== Segment start ==

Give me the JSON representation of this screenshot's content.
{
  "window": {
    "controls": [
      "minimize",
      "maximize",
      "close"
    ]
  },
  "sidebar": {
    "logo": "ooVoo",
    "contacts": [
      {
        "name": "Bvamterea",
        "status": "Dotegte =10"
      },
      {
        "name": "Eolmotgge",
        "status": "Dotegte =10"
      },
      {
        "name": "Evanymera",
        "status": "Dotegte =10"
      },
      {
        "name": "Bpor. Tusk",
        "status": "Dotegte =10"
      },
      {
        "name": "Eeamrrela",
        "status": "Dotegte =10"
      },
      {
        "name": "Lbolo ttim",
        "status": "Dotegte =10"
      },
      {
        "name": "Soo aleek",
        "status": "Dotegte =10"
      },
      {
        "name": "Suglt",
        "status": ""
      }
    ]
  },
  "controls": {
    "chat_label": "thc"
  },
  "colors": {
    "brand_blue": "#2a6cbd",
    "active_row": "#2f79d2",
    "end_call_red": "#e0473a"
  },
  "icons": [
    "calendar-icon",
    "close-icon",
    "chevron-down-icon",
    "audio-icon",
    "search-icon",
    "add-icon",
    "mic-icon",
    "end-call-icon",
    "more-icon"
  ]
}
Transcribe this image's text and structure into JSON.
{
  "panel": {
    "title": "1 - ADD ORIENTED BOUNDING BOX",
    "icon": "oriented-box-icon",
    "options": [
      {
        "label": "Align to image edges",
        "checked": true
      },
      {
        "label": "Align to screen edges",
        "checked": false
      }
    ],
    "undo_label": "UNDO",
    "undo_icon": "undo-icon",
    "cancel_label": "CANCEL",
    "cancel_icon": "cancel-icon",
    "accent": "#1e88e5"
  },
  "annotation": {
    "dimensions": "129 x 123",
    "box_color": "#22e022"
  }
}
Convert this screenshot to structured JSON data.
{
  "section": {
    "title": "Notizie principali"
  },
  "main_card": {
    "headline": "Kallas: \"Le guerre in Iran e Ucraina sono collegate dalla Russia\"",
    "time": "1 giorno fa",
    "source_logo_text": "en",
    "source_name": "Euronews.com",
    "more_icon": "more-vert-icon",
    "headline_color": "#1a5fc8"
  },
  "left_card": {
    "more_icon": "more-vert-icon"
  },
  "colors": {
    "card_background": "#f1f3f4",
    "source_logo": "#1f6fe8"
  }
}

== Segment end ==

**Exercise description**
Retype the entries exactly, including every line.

**Written answer**
Give me the JSON representation of this screenshot's content.
{
  "window": {
    "controls": [
      "minimize",
      "maximize",
      "close"
    ]
  },
  "sidebar": {
    "logo": "ooVoo",
    "contacts": [
      {
        "name": "Bvamterea",
        "status": "Dotegte =10"
      },
      {
        "name": "Eolmotgge",
        "status": "Dotegte =10"
      },
      {
        "name": "Evanymera",
        "status": "Dotegte =10"
      },
      {
        "name": "Bpor. Tusk",
        "status": "Dotegte =10"
      },
      {
        "name": "Eeamrrela",
        "status": "Dotegte =10"
      },
      {
        "name": "Lbolo ttim",
        "status": "Dotegte =10"
      },
      {
        "name": "Soo aleek",
        "status": "Dotegte =10"
      },
      {
        "name": "Suglt",
        "status": ""
      }
    ]
  },
  "controls": {
    "chat_label": "thc"
  },
  "colors": {
    "brand_blue": "#2a6cbd",
    "active_row": "#2f79d2",
    "end_call_red": "#e0473a"
  },
  "icons": [
    "calendar-icon",
    "close-icon",
    "chevron-down-icon",
    "audio-icon",
    "search-icon",
    "add-icon",
    "mic-icon",
    "end-call-icon",
    "more-icon"
  ]
}
Transcribe this image's text and structure into JSON.
{
  "panel": {
    "title": "1 - ADD ORIENTED BOUNDING BOX",
    "icon": "oriented-box-icon",
    "options": [
      {
        "label": "Align to image edges",
        "checked": true
      },
      {
        "label": "Align to screen edges",
        "checked": false
      }
    ],
    "undo_label": "UNDO",
    "undo_icon": "undo-icon",
    "cancel_label": "CANCEL",
    "cancel_icon": "cancel-icon",
    "accent": "#1e88e5"
  },
  "annotation": {
    "dimensions": "129 x 123",
    "box_color": "#22e022"
  }
}
Convert this screenshot to structured JSON data.
{
  "section": {
    "title": "Notizie principali"
  },
  "main_card": {
    "headline": "Kallas: \"Le guerre in Iran e Ucraina sono collegate dalla Russia\"",
    "time": "1 giorno fa",
    "source_logo_text": "en",
    "source_name": "Euronews.com",
    "more_icon": "more-vert-icon",
    "headline_color": "#1a5fc8"
  },
  "left_card": {
    "more_icon": "more-vert-icon"
  },
  "colors": {
    "card_background": "#f1f3f4",
    "source_logo": "#1f6fe8"
  }
}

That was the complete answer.